Gregory points out that buying credits offers a number of advantages for the developer. First, it generally works out as cheaper than financial contributions that developers gave previously. Second, it stops them from having to set aside extra land, which can be difficult to find nearby or in the development. In addition to setting aside the land, they would also have to devise and implement a management plan approved by the local council.
Alistair Clark, managing director of AC Lloyd Homes, says: “It is important that much-needed housing developments cater for the loss of biodiversity; some of the deficiency has been mitigated on site, however, the shortfall will take place by way of improvements to natural grass land at The Alscot Estate.”
To hold up its side of the bargain, the participating landowner has to undertake similar levels of ecological management on their property, for at least 30 years from implementation (see also pilot guidance, www.is.gd/alurad).
In the Midlands, the scheme saw the Alscot Estate enter into an agreement with Warwickshire County Council to offer offsetting units to developers. The Estate commissioned ecological surveys and drew up a detailed biodiversity offset management plan that was agreed with Warwickshire County Council. It imposes requirements on how the agreed parcel of land is to be managed to improve and enhance biodiversity.
Biodiversity is the web of life, and refers to the variety of plant and animal life on earth, including the diversity of ecosystems (a community or habitat of living organisms), genes and species, and ecological practices that support them.
A biodiversity offsetting unit measures the proportion of land in any given location that will see improvements made to its green space, and is part of efforts to make sure the wider environment’s biodiversity levels are unaffected by construction developments elsewhere.
WHAT ALSCOT SAYS
A spokesperson for the Alscot Estate commented: “It is our objective to increase the biodiversity value of the land, working through a process to restore existing meadows to neutral grasslands, assisted by the types and quantity of flora that is planted.”

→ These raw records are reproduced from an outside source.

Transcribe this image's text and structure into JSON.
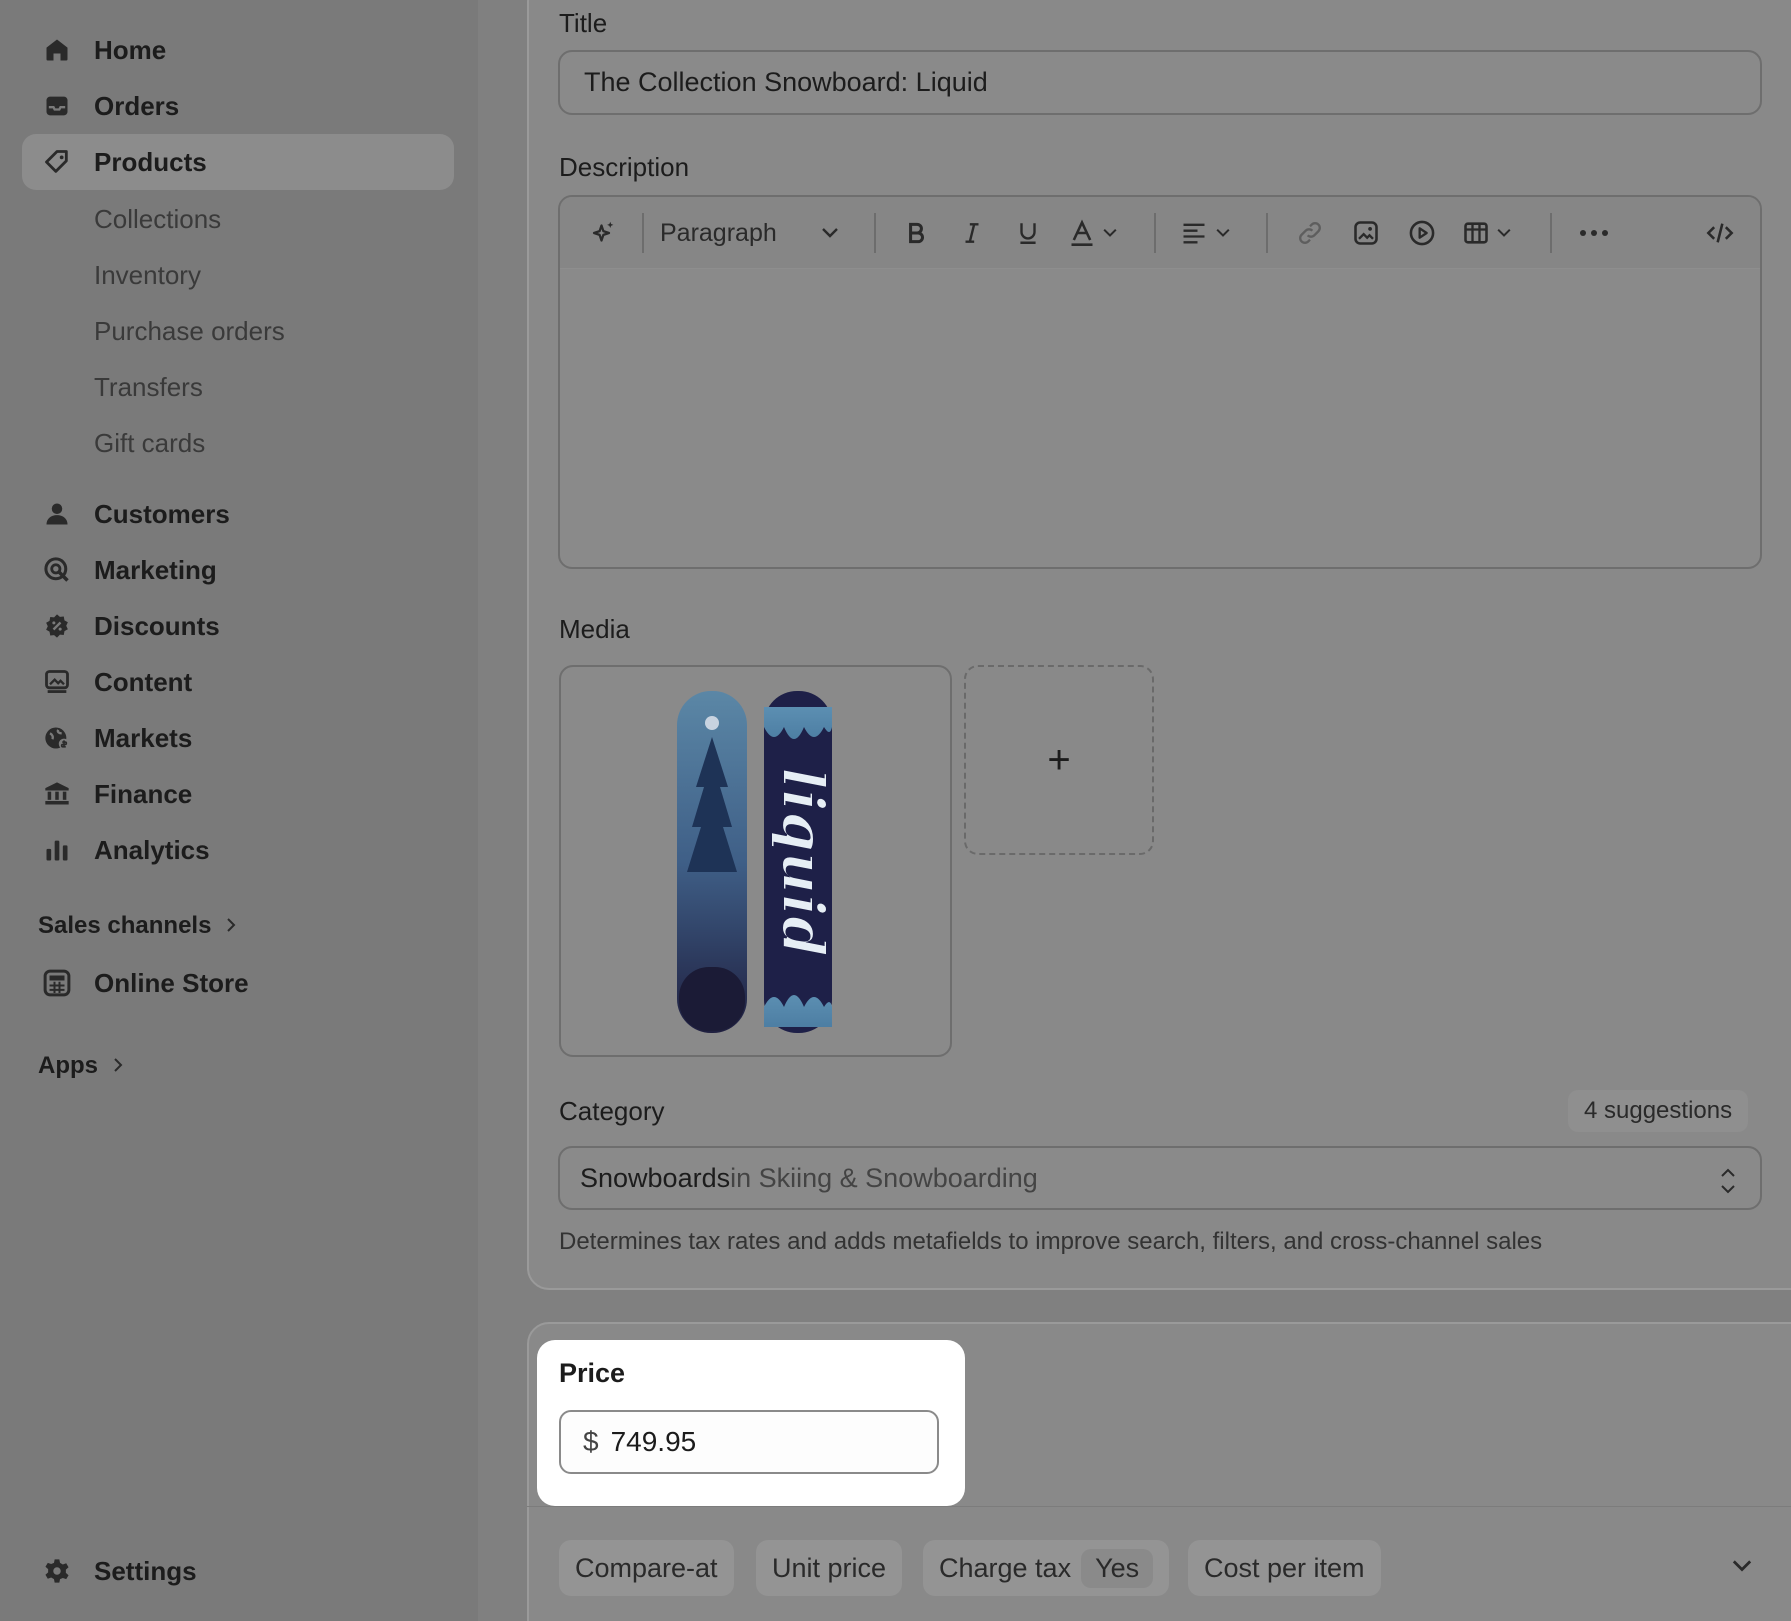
{
  "sidebar": {
    "items": [
      {
        "label": "Home",
        "icon": "home-icon"
      },
      {
        "label": "Orders",
        "icon": "inbox-icon"
      },
      {
        "label": "Products",
        "icon": "tag-icon"
      },
      {
        "label": "Customers",
        "icon": "person-icon"
      },
      {
        "label": "Marketing",
        "icon": "target-icon"
      },
      {
        "label": "Discounts",
        "icon": "discount-icon"
      },
      {
        "label": "Content",
        "icon": "image-icon"
      },
      {
        "label": "Markets",
        "icon": "globe-icon"
      },
      {
        "label": "Finance",
        "icon": "bank-icon"
      },
      {
        "label": "Analytics",
        "icon": "bar-chart-icon"
      }
    ],
    "products_sub": [
      "Collections",
      "Inventory",
      "Purchase orders",
      "Transfers",
      "Gift cards"
    ],
    "sales_channels_label": "Sales channels",
    "online_store_label": "Online Store",
    "apps_label": "Apps",
    "settings_label": "Settings"
  },
  "product": {
    "title_label": "Title",
    "title_value": "The Collection Snowboard: Liquid",
    "description_label": "Description",
    "paragraph_label": "Paragraph",
    "media_label": "Media",
    "add_media_glyph": "+",
    "category_label": "Category",
    "suggestions": "4 suggestions",
    "category_name": "Snowboards",
    "category_parent": " in Skiing & Snowboarding",
    "category_help": "Determines tax rates and adds metafields to improve search, filters, and cross-channel sales"
  },
  "pricing": {
    "price_label": "Price",
    "currency": "$",
    "price_value": "749.95",
    "compare_at": "Compare-at",
    "unit_price": "Unit price",
    "charge_tax": "Charge tax",
    "charge_tax_value": "Yes",
    "cost_per_item": "Cost per item"
  },
  "snowboard_text": "liquid"
}
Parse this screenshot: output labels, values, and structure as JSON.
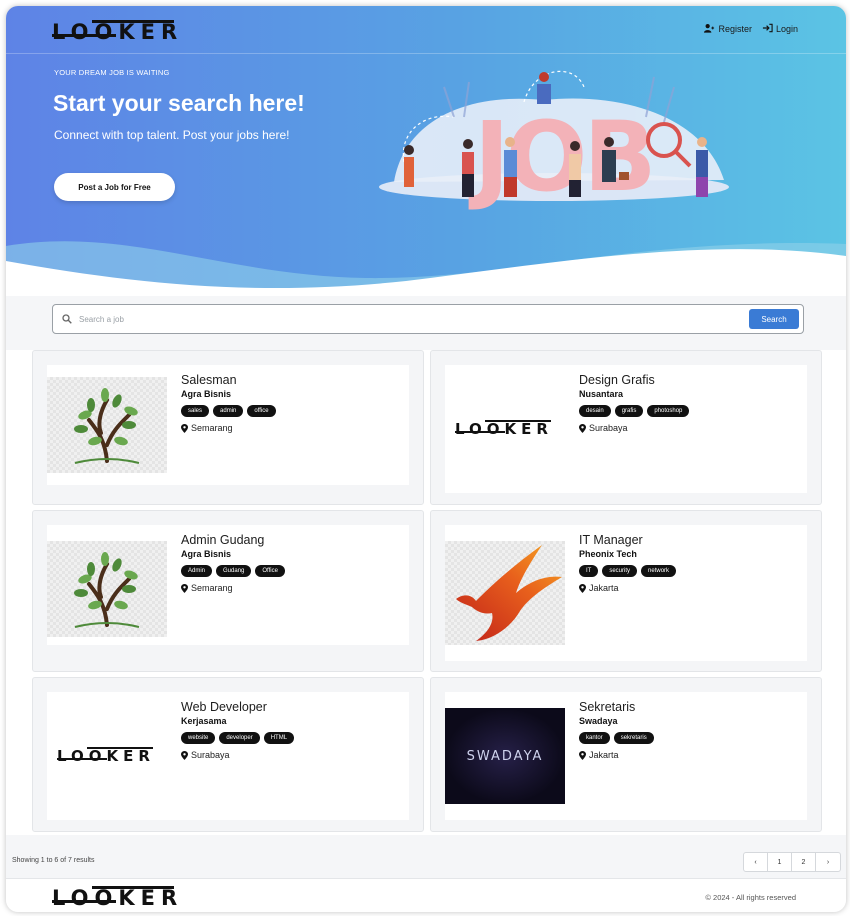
{
  "brand": {
    "name": "LOOKER"
  },
  "nav": {
    "register": "Register",
    "login": "Login"
  },
  "hero": {
    "eyebrow": "YOUR DREAM JOB IS WAITING",
    "title": "Start your search here!",
    "subtitle": "Connect with top talent. Post your jobs here!",
    "cta": "Post a Job for Free",
    "illustration_text": "JOB"
  },
  "search": {
    "placeholder": "Search a job",
    "button": "Search"
  },
  "jobs": [
    {
      "title": "Salesman",
      "company": "Agra Bisnis",
      "tags": [
        "sales",
        "admin",
        "office"
      ],
      "location": "Semarang",
      "logo": "tree-logo"
    },
    {
      "title": "Design Grafis",
      "company": "Nusantara",
      "tags": [
        "desain",
        "grafis",
        "photoshop"
      ],
      "location": "Surabaya",
      "logo": "looker-logo"
    },
    {
      "title": "Admin Gudang",
      "company": "Agra Bisnis",
      "tags": [
        "Admin",
        "Gudang",
        "Office"
      ],
      "location": "Semarang",
      "logo": "tree-logo"
    },
    {
      "title": "IT Manager",
      "company": "Pheonix Tech",
      "tags": [
        "IT",
        "security",
        "network"
      ],
      "location": "Jakarta",
      "logo": "phoenix-logo"
    },
    {
      "title": "Web Developer",
      "company": "Kerjasama",
      "tags": [
        "website",
        "developer",
        "HTML"
      ],
      "location": "Surabaya",
      "logo": "looker-logo"
    },
    {
      "title": "Sekretaris",
      "company": "Swadaya",
      "tags": [
        "kantor",
        "sekretaris"
      ],
      "location": "Jakarta",
      "logo": "swadaya-logo",
      "logo_text": "SWADAYA"
    }
  ],
  "pagination": {
    "summary": "Showing 1 to 6 of 7 results",
    "prev": "‹",
    "pages": [
      "1",
      "2"
    ],
    "next": "›"
  },
  "footer": {
    "copyright": "© 2024 - All rights reserved"
  },
  "colors": {
    "hero_start": "#5e83e6",
    "hero_end": "#5bc4e4",
    "search_button": "#3a7bd5",
    "tag_bg": "#111111"
  }
}
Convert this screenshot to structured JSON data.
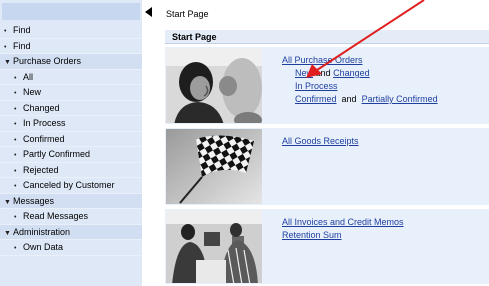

Although Gregory argues that this sort of scheme may well become more popular in future, he points out that there may be geographical limits to environmental offsetting. He says: “How wide the net spreads is an interesting question, but this will be specifically addressed in the upcoming DEFRA metric 3.0. It is highly likely that developers will be able to purchase credits which are not located within the same administrative boundaries as the development project.” However, Gregory adds that it’s going to be necessary to make good the impact of a development in its immediate vicinity in order to mitigate certain site-specific impacts.